I come out of Halfords and as soon as I sit behind the wheel the first drop lands on my windshield. A solitary drop, snaking down the glass, presaging a visit from its sisters (and/or brothers). What follows is an onslaught. It takes only a couple of hundred yards before my wipers swing back and forth at full speed.
were little my children learnt the equivalent of the word “snow” in Spanish from
a little made-up song I invented. The rhythm owed more to ad lib than to a lullaby template – if such thing exists – and the
lyrics consisted only of one word: nieve.
“Nieve, nieve, nieve, nieve, nieve.
¡NIEVE, NIEVE! Nieve, nieve, nieve. Were they the same age now I would not
be able to create a tune like that. It has not snowed in London this
God, has it rained!
metallic, azure winter sky has given way to a monochrome, monotonous grey. The white,
fluffy stuff has been replaced by continuous cascades, urban waterfalls without
a precipice from which to fall.
left at the roundabout and drive on. The clouds keep getting milked (by whom? I
don’t know) and the road slowly disappears as it gets swallowed up by the heavy
downpour. My route takes me along the industrial estate. On either side stand
the monuments to our modern life: warehouses where people of different nationalities
and languages are in charge of making our dreams come true. The dreams of quick
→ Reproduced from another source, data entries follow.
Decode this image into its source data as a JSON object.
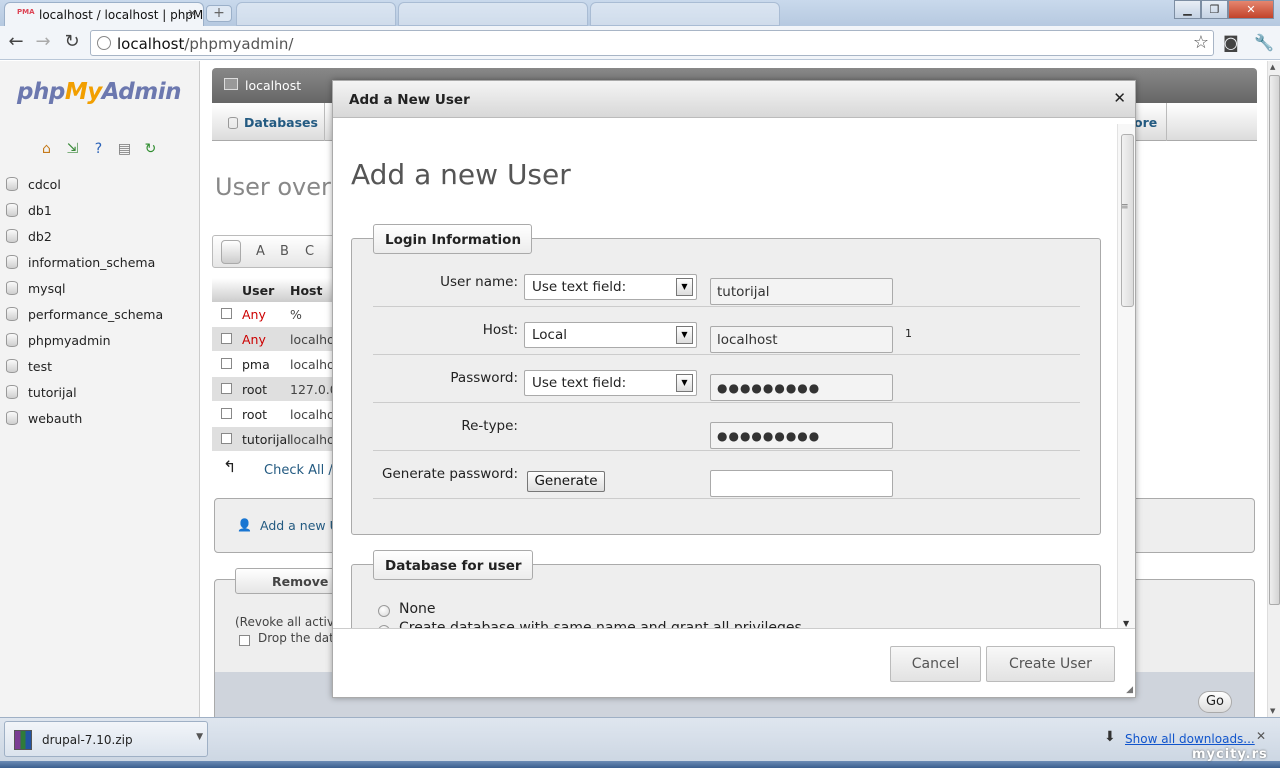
{
  "browser": {
    "active_tab_title": "localhost / localhost | phpMyAdmin",
    "favicon_text": "PMA",
    "url_host": "localhost",
    "url_path": "/phpmyadmin/"
  },
  "pma": {
    "logo": {
      "php": "php",
      "my": "My",
      "admin": "Admin"
    },
    "databases": [
      "cdcol",
      "db1",
      "db2",
      "information_schema",
      "mysql",
      "performance_schema",
      "phpmyadmin",
      "test",
      "tutorijal",
      "webauth"
    ],
    "server_label": "localhost",
    "tab_databases": "Databases",
    "tab_more": "ore",
    "page_title": "User over",
    "alpha_letters": [
      "A",
      "B",
      "C"
    ],
    "table": {
      "headers": [
        "User",
        "Host"
      ],
      "rows": [
        {
          "user": "Any",
          "host": "%"
        },
        {
          "user": "Any",
          "host": "localho"
        },
        {
          "user": "pma",
          "host": "localho"
        },
        {
          "user": "root",
          "host": "127.0.0"
        },
        {
          "user": "root",
          "host": "localho"
        },
        {
          "user": "tutorijal",
          "host": "localho"
        }
      ]
    },
    "check_all": "Check All /",
    "add_user_link": "Add a new U",
    "remove_legend": "Remove s",
    "revoke_text": "(Revoke all activ",
    "drop_text": "Drop the data",
    "go_button": "Go"
  },
  "dialog": {
    "title": "Add a New User",
    "heading": "Add a new User",
    "login_legend": "Login Information",
    "username_label": "User name:",
    "username_select": "Use text field:",
    "username_value": "tutorijal",
    "host_label": "Host:",
    "host_select": "Local",
    "host_value": "localhost",
    "host_sup": "1",
    "password_label": "Password:",
    "password_select": "Use text field:",
    "password_value": "●●●●●●●●●",
    "retype_label": "Re-type:",
    "retype_value": "●●●●●●●●●",
    "generate_label": "Generate password:",
    "generate_button": "Generate",
    "generate_value": "",
    "db_legend": "Database for user",
    "radio_none": "None",
    "radio_create": "Create database with same name and grant all privileges",
    "cancel_button": "Cancel",
    "create_button": "Create User"
  },
  "downloads": {
    "file_name": "drupal-7.10.zip",
    "show_all": "Show all downloads..."
  },
  "watermark": "mycity.rs"
}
service, fast collection and delivery. I turn left at the end of the road and
climb up the hill under which a train seems to have regurgitated its
passengers. Out of the corner of my eye I see the crowd rush outside the station before
realising they will probably need a boat to cross the road. I bet that was not
included in the train fare. The street to my right dips away from the train station. That
is my short cut. I can see, however, that other drivers have had the same idea.
I suddenly think that there is no antonym for short cut when confronted by
traffic. Long cut?
home and welcome the comfort it brings. I know that in other parts of the UK
people will not have the same romantic view of the rain, nor will they sit down
tonight to write a post about it. I consider myself lucky, but I do wonder if someone
somewhere is watching a single, solitary, drop snaking down its windshield.
Photo taken from the Evening Standard website
Next Post: “Sunday Mornings: Coffee, Reflections and Music”, to be published on
Sunday 26th January at 10am (GMT)